Rather than bolstering these vital alliances, Trump has repeatedly worked to undermine them. In an approach that smacks of extortion, he has demanded exorbitant amounts for the U.S. base presence in the ROK and looks poised to continue a similar approach with Japan. He has ignored the fact that Japan and the ROK are net security exporters, contributing large sums of money to maintain U.S. forces on their territory and dispatching troops to U.S.-led and multilateral overseas operations. All the while, he has sought to cut a deal with North Korea dictator, Kim Jong-un, with little regard for Japan’s and the ROK’s interests, stoking fears that a possible deal might only cover U.S. concerns, such as limiting just missiles that could reach the United States. To top it off, Trump achieved a new diplomatic low with America’s treaty allies: insulting ROK president Moon Jae-in and Japanese prime minister Shinzo Abe by mocking their accents at a fundraiser.

In the economic sphere, Trump has pushed protectionist policies that target exports from both Japan and the ROK, just as both countries seek to diversify their export markets and investments away from China. Even after negotiating new trade deals with both countries, he has left in place some of the unilaterally imposed tariffs and kept the threat of others on the table.

Trump has damaged the alliance system in Asia by undermining its foundation: trust. However dedicated both countries have been to the alliance, the president’s words and actions can’t help but cause them to wonder how much they can rely on Washington. The exorbitant demands on the ROK to cover hosting U.S. troops have triggered a popular backlash there.
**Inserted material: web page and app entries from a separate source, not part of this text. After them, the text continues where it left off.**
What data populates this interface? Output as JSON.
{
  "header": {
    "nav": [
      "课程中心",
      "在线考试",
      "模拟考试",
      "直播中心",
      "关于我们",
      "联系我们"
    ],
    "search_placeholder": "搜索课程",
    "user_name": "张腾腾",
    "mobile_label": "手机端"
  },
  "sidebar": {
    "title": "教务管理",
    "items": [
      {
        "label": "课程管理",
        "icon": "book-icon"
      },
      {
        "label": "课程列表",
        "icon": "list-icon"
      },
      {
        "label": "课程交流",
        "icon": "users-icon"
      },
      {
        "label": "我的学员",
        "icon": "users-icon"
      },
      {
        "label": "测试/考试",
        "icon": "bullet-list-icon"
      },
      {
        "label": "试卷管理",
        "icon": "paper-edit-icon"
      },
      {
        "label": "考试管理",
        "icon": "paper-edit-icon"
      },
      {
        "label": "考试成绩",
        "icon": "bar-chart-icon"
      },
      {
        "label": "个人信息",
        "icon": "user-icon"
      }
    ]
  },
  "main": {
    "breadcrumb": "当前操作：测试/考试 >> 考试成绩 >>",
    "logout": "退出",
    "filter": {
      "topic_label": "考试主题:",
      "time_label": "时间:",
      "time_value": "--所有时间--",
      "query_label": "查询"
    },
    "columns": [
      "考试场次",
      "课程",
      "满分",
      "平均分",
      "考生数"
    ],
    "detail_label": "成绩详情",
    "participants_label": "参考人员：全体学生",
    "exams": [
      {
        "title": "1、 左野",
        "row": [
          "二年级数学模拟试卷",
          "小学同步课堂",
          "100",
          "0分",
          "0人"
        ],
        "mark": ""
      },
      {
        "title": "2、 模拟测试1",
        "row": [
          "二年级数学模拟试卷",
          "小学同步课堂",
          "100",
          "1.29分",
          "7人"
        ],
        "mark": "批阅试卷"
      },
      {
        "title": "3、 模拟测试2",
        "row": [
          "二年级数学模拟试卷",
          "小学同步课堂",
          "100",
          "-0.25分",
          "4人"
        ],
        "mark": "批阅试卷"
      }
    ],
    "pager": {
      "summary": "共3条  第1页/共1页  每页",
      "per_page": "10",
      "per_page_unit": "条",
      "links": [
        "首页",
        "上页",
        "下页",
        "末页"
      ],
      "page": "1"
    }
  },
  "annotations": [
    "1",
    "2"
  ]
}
One former ROK foreign minister, who once led the ROK’s efforts to denuclearize North Korea, suggested U.S. demands have made it time for the ROK to consider the development of a nuclear arsenal, a measure that could trigger proliferation in a region with other nuclear-aspirant states. In Japan, a country with a long history of favorable views of the United States, only 36 percent of Japanese citizens trust Trump. With the fear of U.S. abandonment high, the current Abe administration—at least publicly—has doubled down on the alliance. But look beneath the public posturing, and many officials and commentators are discussing the need for an “insurance policy.”

There is another crucial piece to this alliance system, however: the vital Japan-ROK relationship, which has been bedeviled by lingering historical issues. A strong and committed U.S. presence is the glue that can keep Japan and the ROK aligned and the security architecture intact. With U.S. leadership, the alliance system creates military interdependence between the United States, ROK and Japan that binds their interests together. 

However, perceptions of a wavering U.S. commitment make both countries more susceptible to Chinese pressure tactics and endanger the entire edifice of the security architecture. The ROK comes under the greatest pressure owing to China’s proximity, power, and influence over North Korea. Japan, in turn, understands that greater Chinese sway over the ROK affects its own security; in fact, for more than a century, Japan has fixated on foreign influence on the Korean Peninsula as a critical strategic concern, propelling Japan into two wars and a harsh colonization of the Korean Peninsula. However debatable the claim, Tokyo recently voiced concern that the ROK has tilted too far toward China, citing that as grounds to oppose Seoul’s possible inclusion in the G7 Summit.

This isn’t an outcome favorable to the United States, ROK or Japanese interests. Instead, Trump’s policies have played directly into the hands of Beijing, which would prefer to see Washington divided from its Asian allies and Washington’s Asian allies divided from each other. No wonder Chinese leaders would like to see Trump reelected this November. As one former Chinese diplomat remarked in a moment of candor, “If Biden is elected, I think this could be more dangerous for China because he will work with allies to target China, whereas Trump is destroying U.S. alliances.”

Gene Park (@idenshikoen) is director of the Global Policy Institute and Chair of the Political Science and International Relations Department at Loyola Marymount University. 

Mieczysław P. Boduszyński (@MietekB) is an associate professor of Politics and International Relations at Pomona College and a former U.S. diplomat.

Image: Reuters